---------- Data excerpts

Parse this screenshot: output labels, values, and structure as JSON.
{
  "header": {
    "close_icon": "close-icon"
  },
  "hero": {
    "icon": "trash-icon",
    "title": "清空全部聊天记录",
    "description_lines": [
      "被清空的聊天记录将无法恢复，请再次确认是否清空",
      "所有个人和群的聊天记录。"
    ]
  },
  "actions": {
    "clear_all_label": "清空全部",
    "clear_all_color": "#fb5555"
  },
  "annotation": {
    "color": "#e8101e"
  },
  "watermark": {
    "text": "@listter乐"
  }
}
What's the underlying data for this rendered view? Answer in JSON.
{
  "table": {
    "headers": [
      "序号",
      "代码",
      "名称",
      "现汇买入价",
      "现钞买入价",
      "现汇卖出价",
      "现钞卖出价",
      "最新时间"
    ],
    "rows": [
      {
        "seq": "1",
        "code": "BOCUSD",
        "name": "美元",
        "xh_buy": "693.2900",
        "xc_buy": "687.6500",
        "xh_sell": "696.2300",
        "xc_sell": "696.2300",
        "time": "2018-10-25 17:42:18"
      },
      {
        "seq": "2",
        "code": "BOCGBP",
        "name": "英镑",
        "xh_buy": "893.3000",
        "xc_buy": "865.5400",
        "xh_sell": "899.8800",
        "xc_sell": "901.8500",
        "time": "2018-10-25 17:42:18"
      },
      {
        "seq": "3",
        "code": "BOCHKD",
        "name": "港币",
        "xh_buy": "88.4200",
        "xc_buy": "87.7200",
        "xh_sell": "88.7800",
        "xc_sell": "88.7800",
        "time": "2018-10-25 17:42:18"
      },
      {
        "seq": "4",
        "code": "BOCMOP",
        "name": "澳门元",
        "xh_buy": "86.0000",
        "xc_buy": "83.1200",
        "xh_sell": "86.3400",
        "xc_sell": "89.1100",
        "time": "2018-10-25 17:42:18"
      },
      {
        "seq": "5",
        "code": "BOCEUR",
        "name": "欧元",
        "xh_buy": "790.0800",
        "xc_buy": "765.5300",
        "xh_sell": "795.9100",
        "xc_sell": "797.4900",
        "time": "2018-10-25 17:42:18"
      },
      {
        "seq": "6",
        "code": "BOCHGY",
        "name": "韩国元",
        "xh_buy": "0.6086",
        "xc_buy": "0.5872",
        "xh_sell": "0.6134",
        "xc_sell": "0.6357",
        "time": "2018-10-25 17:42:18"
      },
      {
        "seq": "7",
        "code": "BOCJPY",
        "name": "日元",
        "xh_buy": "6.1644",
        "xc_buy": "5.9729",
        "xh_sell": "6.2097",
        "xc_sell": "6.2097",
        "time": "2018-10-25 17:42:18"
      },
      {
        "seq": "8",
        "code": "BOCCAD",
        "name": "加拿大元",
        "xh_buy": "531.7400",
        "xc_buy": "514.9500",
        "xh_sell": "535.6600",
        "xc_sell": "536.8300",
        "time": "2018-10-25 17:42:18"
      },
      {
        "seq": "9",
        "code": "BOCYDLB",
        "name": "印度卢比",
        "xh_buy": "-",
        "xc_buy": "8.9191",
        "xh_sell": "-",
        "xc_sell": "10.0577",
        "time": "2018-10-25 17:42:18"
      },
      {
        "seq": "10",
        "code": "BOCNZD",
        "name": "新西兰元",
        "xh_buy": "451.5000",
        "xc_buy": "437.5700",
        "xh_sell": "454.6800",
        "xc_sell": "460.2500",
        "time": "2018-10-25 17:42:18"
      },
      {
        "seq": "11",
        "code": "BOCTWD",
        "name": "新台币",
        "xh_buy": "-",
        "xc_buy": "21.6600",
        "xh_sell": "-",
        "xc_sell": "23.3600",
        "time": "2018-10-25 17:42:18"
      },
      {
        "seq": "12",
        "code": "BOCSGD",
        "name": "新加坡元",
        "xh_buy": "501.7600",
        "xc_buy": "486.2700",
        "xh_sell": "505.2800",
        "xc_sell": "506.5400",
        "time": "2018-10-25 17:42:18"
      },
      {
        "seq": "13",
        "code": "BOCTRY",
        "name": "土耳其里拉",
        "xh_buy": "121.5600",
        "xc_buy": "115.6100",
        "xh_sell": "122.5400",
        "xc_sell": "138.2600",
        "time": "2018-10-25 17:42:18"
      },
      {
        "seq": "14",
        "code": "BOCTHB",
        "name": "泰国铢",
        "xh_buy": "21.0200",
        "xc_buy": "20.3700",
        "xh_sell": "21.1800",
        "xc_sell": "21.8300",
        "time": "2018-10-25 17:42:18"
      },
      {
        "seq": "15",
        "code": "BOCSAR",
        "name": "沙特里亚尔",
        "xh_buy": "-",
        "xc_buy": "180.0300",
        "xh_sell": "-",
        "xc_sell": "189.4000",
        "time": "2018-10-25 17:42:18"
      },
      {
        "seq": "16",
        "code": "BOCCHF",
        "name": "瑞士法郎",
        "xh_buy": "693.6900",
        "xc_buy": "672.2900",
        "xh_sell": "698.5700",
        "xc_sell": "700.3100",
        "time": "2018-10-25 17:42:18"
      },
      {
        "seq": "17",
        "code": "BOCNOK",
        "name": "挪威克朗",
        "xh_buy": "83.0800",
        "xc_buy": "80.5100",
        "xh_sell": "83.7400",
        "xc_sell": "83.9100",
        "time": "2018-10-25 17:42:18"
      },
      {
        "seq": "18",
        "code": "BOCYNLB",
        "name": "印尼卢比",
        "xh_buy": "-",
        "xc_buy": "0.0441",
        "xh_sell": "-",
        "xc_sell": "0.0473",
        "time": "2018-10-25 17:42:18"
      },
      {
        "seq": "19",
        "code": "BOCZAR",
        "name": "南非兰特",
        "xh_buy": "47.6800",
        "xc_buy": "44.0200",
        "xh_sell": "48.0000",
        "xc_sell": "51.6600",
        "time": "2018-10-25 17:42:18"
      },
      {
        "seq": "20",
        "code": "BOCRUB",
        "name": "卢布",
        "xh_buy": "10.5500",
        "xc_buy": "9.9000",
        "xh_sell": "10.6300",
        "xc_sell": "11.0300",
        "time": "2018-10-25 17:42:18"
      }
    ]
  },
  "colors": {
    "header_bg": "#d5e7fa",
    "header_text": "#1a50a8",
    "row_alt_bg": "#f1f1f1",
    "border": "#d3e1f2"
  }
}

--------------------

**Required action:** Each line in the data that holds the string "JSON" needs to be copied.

**Your solution:**
Parse this screenshot: output labels, values, and structure as JSON.
What's the underlying data for this rendered view? Answer in JSON.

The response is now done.